_YOUR GOAL_:
Which of the lines below hold the word "được"? Pull each of them out.

_RECORDS TO USE_:
_ _ _ _ _ _ _

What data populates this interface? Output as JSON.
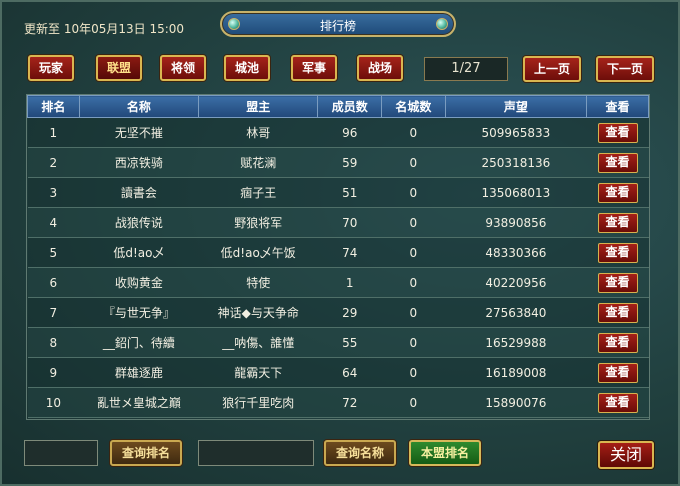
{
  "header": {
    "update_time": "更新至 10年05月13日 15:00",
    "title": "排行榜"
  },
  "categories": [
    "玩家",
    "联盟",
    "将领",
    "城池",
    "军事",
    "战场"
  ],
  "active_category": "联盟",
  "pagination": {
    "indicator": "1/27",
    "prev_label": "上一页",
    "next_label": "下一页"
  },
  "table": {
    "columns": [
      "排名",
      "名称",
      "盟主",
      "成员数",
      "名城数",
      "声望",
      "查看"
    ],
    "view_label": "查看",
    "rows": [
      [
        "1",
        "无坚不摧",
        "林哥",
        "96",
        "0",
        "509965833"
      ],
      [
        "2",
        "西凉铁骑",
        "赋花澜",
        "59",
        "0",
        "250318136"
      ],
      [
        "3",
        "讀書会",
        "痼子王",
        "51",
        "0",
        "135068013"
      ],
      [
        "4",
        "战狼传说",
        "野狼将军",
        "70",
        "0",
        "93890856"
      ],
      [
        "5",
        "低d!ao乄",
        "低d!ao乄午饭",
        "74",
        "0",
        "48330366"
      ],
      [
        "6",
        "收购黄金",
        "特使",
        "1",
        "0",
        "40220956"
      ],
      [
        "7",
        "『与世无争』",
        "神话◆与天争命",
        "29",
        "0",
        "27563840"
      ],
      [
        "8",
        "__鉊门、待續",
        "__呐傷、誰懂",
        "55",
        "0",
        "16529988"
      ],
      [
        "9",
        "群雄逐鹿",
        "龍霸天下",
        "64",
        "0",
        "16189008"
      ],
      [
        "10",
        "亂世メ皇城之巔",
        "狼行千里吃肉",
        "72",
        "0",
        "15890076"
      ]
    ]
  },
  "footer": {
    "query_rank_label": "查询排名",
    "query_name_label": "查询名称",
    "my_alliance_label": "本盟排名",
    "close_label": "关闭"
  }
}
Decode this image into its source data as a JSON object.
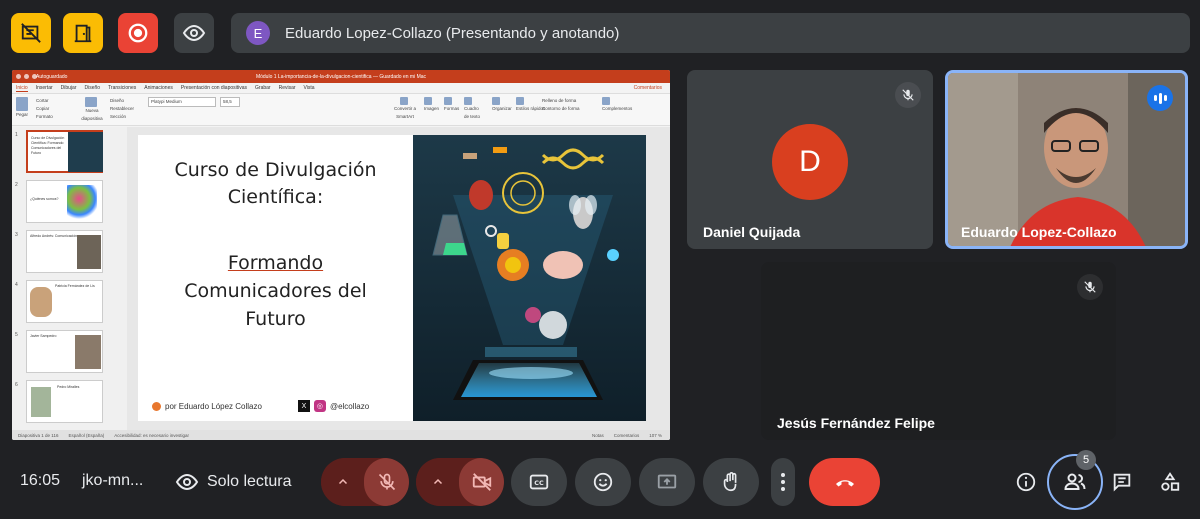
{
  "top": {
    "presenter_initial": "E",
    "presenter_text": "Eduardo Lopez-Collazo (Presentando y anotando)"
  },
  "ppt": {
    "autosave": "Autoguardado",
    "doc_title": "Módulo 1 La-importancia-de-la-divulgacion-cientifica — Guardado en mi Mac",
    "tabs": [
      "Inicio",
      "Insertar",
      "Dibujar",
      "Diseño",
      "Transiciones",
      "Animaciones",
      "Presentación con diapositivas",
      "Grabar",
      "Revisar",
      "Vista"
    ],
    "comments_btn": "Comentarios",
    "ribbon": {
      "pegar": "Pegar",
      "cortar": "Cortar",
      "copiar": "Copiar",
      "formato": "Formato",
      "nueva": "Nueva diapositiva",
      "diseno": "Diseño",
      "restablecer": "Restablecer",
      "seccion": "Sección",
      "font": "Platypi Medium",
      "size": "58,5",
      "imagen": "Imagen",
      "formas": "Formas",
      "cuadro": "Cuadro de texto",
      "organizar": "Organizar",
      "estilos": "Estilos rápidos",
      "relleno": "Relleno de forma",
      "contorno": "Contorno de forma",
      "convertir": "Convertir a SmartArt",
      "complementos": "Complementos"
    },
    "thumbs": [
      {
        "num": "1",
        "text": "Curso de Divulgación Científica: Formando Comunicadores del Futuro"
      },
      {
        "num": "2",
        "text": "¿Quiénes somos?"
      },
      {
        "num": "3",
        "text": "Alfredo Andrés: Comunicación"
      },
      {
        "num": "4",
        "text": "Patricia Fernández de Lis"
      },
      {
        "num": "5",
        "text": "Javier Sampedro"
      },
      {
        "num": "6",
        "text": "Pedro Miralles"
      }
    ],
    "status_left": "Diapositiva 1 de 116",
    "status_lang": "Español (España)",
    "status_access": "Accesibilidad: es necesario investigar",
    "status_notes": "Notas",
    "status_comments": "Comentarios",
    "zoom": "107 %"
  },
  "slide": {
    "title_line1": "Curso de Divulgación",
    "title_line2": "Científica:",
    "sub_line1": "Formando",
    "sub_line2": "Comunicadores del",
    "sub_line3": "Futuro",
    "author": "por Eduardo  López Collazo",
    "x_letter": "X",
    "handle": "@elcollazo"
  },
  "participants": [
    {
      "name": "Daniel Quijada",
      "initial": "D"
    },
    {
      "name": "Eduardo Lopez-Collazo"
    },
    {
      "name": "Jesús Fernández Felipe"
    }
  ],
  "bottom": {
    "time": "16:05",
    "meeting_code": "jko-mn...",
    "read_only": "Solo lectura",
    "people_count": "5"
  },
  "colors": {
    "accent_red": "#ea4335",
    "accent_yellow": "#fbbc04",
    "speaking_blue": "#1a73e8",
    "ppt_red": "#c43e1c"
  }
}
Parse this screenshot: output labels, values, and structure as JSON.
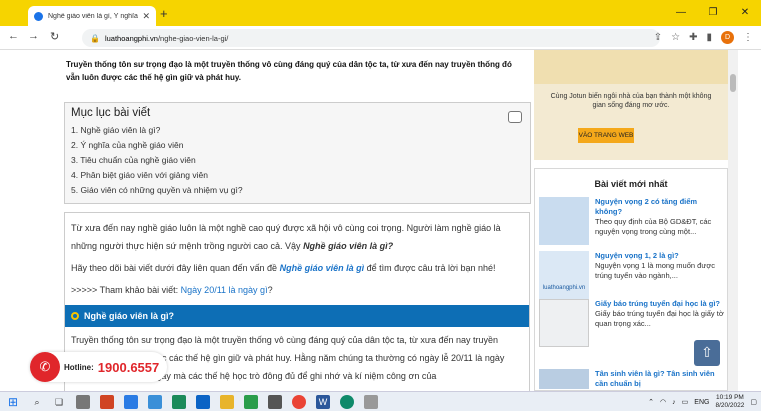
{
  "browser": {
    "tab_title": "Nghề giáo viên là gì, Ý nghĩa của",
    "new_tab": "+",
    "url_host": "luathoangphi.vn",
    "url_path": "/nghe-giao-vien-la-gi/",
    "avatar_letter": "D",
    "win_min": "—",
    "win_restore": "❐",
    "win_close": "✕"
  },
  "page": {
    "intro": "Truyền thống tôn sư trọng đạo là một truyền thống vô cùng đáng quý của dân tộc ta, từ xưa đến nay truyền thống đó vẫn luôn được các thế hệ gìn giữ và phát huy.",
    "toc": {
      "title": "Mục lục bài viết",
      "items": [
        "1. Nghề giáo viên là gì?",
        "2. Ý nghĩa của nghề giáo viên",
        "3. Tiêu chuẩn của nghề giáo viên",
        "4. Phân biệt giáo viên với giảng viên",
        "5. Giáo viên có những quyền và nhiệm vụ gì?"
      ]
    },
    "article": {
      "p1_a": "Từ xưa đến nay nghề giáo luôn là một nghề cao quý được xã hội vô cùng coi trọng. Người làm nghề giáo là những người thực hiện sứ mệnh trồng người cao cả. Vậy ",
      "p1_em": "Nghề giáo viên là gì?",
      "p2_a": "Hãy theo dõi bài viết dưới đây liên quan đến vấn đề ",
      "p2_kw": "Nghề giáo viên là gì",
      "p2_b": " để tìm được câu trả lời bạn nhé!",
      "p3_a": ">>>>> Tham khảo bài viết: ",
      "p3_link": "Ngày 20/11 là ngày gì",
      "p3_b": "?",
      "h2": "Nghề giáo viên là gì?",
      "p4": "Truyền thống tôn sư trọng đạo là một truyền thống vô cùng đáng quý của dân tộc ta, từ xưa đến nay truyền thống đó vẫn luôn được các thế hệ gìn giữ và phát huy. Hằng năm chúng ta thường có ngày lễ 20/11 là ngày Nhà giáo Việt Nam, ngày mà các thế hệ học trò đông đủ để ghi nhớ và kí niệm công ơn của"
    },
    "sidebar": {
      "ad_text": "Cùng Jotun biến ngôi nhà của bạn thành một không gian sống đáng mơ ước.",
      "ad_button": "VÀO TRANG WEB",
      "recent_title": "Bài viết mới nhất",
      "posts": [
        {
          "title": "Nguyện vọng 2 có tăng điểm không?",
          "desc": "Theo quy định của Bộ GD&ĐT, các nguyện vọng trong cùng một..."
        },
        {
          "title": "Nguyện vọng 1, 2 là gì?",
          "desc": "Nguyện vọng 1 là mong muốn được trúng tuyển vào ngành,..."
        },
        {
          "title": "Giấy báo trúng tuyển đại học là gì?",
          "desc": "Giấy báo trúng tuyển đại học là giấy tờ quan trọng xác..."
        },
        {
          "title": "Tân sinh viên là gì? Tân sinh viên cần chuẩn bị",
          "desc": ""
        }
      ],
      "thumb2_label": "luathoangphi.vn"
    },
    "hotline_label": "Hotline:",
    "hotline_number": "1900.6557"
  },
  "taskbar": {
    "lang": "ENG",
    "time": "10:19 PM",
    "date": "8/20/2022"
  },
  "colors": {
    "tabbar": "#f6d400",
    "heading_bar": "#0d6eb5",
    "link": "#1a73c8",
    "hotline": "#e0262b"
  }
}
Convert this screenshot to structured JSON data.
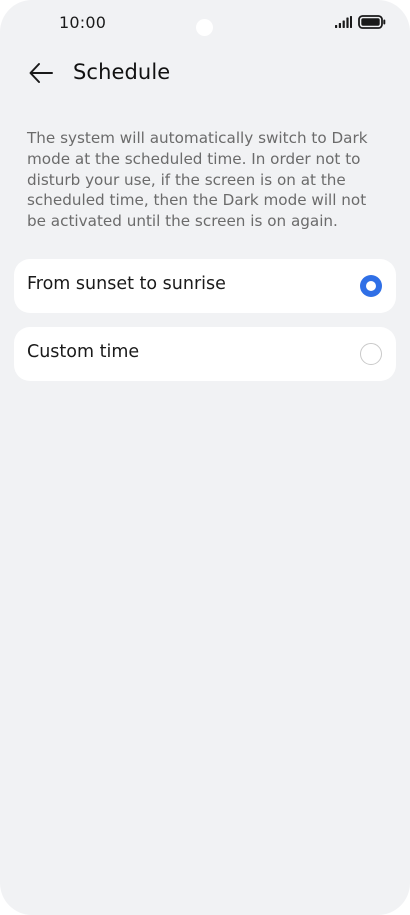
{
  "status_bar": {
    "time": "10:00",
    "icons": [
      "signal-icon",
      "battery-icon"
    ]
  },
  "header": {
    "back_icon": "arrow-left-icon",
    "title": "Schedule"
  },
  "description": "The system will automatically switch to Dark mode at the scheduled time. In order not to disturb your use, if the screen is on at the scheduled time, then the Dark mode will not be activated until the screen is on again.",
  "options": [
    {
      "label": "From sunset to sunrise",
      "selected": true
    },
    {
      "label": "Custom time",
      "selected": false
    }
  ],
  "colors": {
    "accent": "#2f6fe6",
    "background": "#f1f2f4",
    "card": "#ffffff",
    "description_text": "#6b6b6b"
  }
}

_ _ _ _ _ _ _

_ANSWER SPACE_:
    "intro": "Truyền thống tôn sư trọng đạo là một truyền thống vô cùng đáng quý của dân tộc ta, từ xưa đến nay truyền thống đó vẫn luôn được các thế hệ gìn giữ và phát huy.",
      "p1_a": "Từ xưa đến nay nghề giáo luôn là một nghề cao quý được xã hội vô cùng coi trọng. Người làm nghề giáo là những người thực hiện sứ mệnh trồng người cao cả. Vậy ",
      "p2_b": " để tìm được câu trả lời bạn nhé!",
      "p4": "Truyền thống tôn sư trọng đạo là một truyền thống vô cùng đáng quý của dân tộc ta, từ xưa đến nay truyền thống đó vẫn luôn được các thế hệ gìn giữ và phát huy. Hằng năm chúng ta thường có ngày lễ 20/11 là ngày Nhà giáo Việt Nam, ngày mà các thế hệ học trò đông đủ để ghi nhớ và kí niệm công ơn của"
          "desc": "Nguyện vọng 1 là mong muốn được trúng tuyển vào ngành,..."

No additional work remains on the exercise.